### Your objective
Each entry must be written out again exactly as it stands.

BEGIN Records provided

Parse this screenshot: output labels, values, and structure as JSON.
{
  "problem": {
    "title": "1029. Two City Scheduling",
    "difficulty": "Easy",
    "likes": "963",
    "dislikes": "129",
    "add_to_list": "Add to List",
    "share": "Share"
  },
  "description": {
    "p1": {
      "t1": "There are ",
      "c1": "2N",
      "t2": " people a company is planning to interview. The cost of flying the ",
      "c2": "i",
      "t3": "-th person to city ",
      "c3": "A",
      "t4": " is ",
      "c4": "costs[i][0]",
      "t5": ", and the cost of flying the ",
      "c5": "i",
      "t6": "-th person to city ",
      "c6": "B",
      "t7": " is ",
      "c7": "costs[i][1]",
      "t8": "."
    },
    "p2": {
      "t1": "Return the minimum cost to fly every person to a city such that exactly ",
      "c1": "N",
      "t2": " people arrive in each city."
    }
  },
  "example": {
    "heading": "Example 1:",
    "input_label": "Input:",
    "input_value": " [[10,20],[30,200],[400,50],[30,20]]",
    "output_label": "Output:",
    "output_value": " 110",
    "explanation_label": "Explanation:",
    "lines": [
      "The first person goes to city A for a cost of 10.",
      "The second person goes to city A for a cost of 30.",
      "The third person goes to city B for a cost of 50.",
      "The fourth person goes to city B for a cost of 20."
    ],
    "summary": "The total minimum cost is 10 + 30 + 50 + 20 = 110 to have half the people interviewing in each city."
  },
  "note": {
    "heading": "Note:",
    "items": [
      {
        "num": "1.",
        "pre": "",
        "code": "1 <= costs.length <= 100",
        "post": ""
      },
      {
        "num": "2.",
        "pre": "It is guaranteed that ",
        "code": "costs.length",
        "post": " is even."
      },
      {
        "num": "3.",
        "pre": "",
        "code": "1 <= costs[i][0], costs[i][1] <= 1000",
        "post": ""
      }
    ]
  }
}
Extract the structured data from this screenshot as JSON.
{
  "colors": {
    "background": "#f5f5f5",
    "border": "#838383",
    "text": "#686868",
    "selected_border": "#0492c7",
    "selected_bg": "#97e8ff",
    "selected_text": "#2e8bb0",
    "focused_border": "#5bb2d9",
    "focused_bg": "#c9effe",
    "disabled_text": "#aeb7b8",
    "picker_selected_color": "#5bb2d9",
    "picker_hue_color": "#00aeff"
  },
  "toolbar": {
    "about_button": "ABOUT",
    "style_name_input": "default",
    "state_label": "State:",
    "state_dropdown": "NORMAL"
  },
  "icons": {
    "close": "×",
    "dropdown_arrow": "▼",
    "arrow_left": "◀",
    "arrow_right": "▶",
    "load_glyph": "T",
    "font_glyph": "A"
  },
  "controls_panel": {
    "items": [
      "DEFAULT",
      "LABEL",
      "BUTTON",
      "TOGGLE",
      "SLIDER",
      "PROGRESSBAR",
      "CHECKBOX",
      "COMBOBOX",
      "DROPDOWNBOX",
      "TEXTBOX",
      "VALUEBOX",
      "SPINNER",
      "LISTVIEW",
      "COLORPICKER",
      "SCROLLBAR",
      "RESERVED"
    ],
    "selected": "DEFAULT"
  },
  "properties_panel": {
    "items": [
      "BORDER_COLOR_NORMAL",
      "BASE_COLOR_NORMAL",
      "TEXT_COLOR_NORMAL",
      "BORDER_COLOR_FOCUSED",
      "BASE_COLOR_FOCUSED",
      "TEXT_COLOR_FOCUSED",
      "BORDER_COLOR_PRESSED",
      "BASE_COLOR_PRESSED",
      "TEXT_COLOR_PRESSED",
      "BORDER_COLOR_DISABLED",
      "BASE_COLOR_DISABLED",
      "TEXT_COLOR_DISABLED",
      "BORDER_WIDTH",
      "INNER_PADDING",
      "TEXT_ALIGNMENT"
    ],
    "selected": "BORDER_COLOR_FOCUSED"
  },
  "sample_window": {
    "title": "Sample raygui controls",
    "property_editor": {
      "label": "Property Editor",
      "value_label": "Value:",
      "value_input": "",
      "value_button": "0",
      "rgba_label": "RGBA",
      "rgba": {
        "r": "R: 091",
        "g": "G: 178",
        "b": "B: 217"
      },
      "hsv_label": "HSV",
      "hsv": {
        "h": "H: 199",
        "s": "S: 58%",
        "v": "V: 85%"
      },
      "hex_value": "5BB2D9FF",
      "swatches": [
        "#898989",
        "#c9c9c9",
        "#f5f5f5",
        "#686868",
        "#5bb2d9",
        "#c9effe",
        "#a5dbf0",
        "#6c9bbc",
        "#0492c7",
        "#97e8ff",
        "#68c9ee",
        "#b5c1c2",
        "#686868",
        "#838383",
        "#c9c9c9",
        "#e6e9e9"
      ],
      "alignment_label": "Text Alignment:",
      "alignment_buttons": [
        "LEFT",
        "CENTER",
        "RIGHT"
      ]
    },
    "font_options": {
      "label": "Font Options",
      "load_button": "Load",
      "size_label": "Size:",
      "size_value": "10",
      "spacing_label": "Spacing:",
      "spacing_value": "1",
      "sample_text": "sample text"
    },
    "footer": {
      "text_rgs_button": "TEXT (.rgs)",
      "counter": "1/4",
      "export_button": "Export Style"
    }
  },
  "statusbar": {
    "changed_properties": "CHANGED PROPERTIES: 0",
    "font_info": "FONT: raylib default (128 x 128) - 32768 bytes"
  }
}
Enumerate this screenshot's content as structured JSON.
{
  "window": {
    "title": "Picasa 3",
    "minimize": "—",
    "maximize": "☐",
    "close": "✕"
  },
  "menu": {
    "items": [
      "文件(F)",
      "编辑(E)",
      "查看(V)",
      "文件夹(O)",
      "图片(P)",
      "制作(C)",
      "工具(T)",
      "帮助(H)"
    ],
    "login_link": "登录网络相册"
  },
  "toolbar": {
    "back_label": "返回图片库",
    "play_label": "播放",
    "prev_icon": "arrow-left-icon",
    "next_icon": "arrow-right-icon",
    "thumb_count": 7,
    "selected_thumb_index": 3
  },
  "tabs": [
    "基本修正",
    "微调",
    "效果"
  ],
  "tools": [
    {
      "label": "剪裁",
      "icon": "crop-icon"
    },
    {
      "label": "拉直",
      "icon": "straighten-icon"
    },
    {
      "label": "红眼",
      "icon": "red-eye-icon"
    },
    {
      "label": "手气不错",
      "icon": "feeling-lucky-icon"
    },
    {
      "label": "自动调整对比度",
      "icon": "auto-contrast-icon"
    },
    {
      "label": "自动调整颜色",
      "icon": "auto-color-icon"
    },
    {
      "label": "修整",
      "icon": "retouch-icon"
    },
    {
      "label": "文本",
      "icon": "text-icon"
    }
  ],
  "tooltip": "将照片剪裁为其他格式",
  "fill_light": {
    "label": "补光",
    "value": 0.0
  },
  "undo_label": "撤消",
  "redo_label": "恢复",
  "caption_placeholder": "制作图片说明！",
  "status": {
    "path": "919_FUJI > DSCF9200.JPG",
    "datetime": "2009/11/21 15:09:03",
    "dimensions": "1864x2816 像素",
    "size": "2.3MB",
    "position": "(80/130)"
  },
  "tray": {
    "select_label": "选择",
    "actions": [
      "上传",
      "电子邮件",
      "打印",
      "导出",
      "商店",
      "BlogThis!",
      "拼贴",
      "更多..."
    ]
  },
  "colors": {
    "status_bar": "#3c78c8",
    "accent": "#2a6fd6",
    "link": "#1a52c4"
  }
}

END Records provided

### Solution for this task
Parse this screenshot: output labels, values, and structure as JSON.
{
  "problem": {
    "title": "1029. Two City Scheduling",
    "difficulty": "Easy",
    "likes": "963",
    "dislikes": "129",
    "add_to_list": "Add to List",
    "share": "Share"
  },
  "description": {
    "p1": {
      "t1": "There are ",
      "c1": "2N",
      "t2": " people a company is planning to interview. The cost of flying the ",
      "c2": "i",
      "t3": "-th person to city ",
      "c3": "A",
      "t4": " is ",
      "c4": "costs[i][0]",
      "t5": ", and the cost of flying the ",
      "c5": "i",
      "t6": "-th person to city ",
      "c6": "B",
      "t7": " is ",
      "c7": "costs[i][1]",
      "t8": "."
    },
    "p2": {
      "t1": "Return the minimum cost to fly every person to a city such that exactly ",
      "c1": "N",
      "t2": " people arrive in each city."
    }
  },
  "example": {
    "heading": "Example 1:",
    "input_label": "Input:",
    "input_value": " [[10,20],[30,200],[400,50],[30,20]]",
    "output_label": "Output:",
    "output_value": " 110",
    "explanation_label": "Explanation:",
    "lines": [
      "The first person goes to city A for a cost of 10.",
      "The second person goes to city A for a cost of 30.",
      "The third person goes to city B for a cost of 50.",
      "The fourth person goes to city B for a cost of 20."
    ],
    "summary": "The total minimum cost is 10 + 30 + 50 + 20 = 110 to have half the people interviewing in each city."
  },
  "note": {
    "heading": "Note:",
    "items": [
      {
        "num": "1.",
        "pre": "",
        "code": "1 <= costs.length <= 100",
        "post": ""
      },
      {
        "num": "2.",
        "pre": "It is guaranteed that ",
        "code": "costs.length",
        "post": " is even."
      },
      {
        "num": "3.",
        "pre": "",
        "code": "1 <= costs[i][0], costs[i][1] <= 1000",
        "post": ""
      }
    ]
  }
}
Extract the structured data from this screenshot as JSON.
{
  "colors": {
    "background": "#f5f5f5",
    "border": "#838383",
    "text": "#686868",
    "selected_border": "#0492c7",
    "selected_bg": "#97e8ff",
    "selected_text": "#2e8bb0",
    "focused_border": "#5bb2d9",
    "focused_bg": "#c9effe",
    "disabled_text": "#aeb7b8",
    "picker_selected_color": "#5bb2d9",
    "picker_hue_color": "#00aeff"
  },
  "toolbar": {
    "about_button": "ABOUT",
    "style_name_input": "default",
    "state_label": "State:",
    "state_dropdown": "NORMAL"
  },
  "icons": {
    "close": "×",
    "dropdown_arrow": "▼",
    "arrow_left": "◀",
    "arrow_right": "▶",
    "load_glyph": "T",
    "font_glyph": "A"
  },
  "controls_panel": {
    "items": [
      "DEFAULT",
      "LABEL",
      "BUTTON",
      "TOGGLE",
      "SLIDER",
      "PROGRESSBAR",
      "CHECKBOX",
      "COMBOBOX",
      "DROPDOWNBOX",
      "TEXTBOX",
      "VALUEBOX",
      "SPINNER",
      "LISTVIEW",
      "COLORPICKER",
      "SCROLLBAR",
      "RESERVED"
    ],
    "selected": "DEFAULT"
  },
  "properties_panel": {
    "items": [
      "BORDER_COLOR_NORMAL",
      "BASE_COLOR_NORMAL",
      "TEXT_COLOR_NORMAL",
      "BORDER_COLOR_FOCUSED",
      "BASE_COLOR_FOCUSED",
      "TEXT_COLOR_FOCUSED",
      "BORDER_COLOR_PRESSED",
      "BASE_COLOR_PRESSED",
      "TEXT_COLOR_PRESSED",
      "BORDER_COLOR_DISABLED",
      "BASE_COLOR_DISABLED",
      "TEXT_COLOR_DISABLED",
      "BORDER_WIDTH",
      "INNER_PADDING",
      "TEXT_ALIGNMENT"
    ],
    "selected": "BORDER_COLOR_FOCUSED"
  },
  "sample_window": {
    "title": "Sample raygui controls",
    "property_editor": {
      "label": "Property Editor",
      "value_label": "Value:",
      "value_input": "",
      "value_button": "0",
      "rgba_label": "RGBA",
      "rgba": {
        "r": "R: 091",
        "g": "G: 178",
        "b": "B: 217"
      },
      "hsv_label": "HSV",
      "hsv": {
        "h": "H: 199",
        "s": "S: 58%",
        "v": "V: 85%"
      },
      "hex_value": "5BB2D9FF",
      "swatches": [
        "#898989",
        "#c9c9c9",
        "#f5f5f5",
        "#686868",
        "#5bb2d9",
        "#c9effe",
        "#a5dbf0",
        "#6c9bbc",
        "#0492c7",
        "#97e8ff",
        "#68c9ee",
        "#b5c1c2",
        "#686868",
        "#838383",
        "#c9c9c9",
        "#e6e9e9"
      ],
      "alignment_label": "Text Alignment:",
      "alignment_buttons": [
        "LEFT",
        "CENTER",
        "RIGHT"
      ]
    },
    "font_options": {
      "label": "Font Options",
      "load_button": "Load",
      "size_label": "Size:",
      "size_value": "10",
      "spacing_label": "Spacing:",
      "spacing_value": "1",
      "sample_text": "sample text"
    },
    "footer": {
      "text_rgs_button": "TEXT (.rgs)",
      "counter": "1/4",
      "export_button": "Export Style"
    }
  },
  "statusbar": {
    "changed_properties": "CHANGED PROPERTIES: 0",
    "font_info": "FONT: raylib default (128 x 128) - 32768 bytes"
  }
}
Enumerate this screenshot's content as structured JSON.
{
  "window": {
    "title": "Picasa 3",
    "minimize": "—",
    "maximize": "☐",
    "close": "✕"
  },
  "menu": {
    "items": [
      "文件(F)",
      "编辑(E)",
      "查看(V)",
      "文件夹(O)",
      "图片(P)",
      "制作(C)",
      "工具(T)",
      "帮助(H)"
    ],
    "login_link": "登录网络相册"
  },
  "toolbar": {
    "back_label": "返回图片库",
    "play_label": "播放",
    "prev_icon": "arrow-left-icon",
    "next_icon": "arrow-right-icon",
    "thumb_count": 7,
    "selected_thumb_index": 3
  },
  "tabs": [
    "基本修正",
    "微调",
    "效果"
  ],
  "tools": [
    {
      "label": "剪裁",
      "icon": "crop-icon"
    },
    {
      "label": "拉直",
      "icon": "straighten-icon"
    },
    {
      "label": "红眼",
      "icon": "red-eye-icon"
    },
    {
      "label": "手气不错",
      "icon": "feeling-lucky-icon"
    },
    {
      "label": "自动调整对比度",
      "icon": "auto-contrast-icon"
    },
    {
      "label": "自动调整颜色",
      "icon": "auto-color-icon"
    },
    {
      "label": "修整",
      "icon": "retouch-icon"
    },
    {
      "label": "文本",
      "icon": "text-icon"
    }
  ],
  "tooltip": "将照片剪裁为其他格式",
  "fill_light": {
    "label": "补光",
    "value": 0.0
  },
  "undo_label": "撤消",
  "redo_label": "恢复",
  "caption_placeholder": "制作图片说明！",
  "status": {
    "path": "919_FUJI > DSCF9200.JPG",
    "datetime": "2009/11/21 15:09:03",
    "dimensions": "1864x2816 像素",
    "size": "2.3MB",
    "position": "(80/130)"
  },
  "tray": {
    "select_label": "选择",
    "actions": [
      "上传",
      "电子邮件",
      "打印",
      "导出",
      "商店",
      "BlogThis!",
      "拼贴",
      "更多..."
    ]
  },
  "colors": {
    "status_bar": "#3c78c8",
    "accent": "#2a6fd6",
    "link": "#1a52c4"
  }
}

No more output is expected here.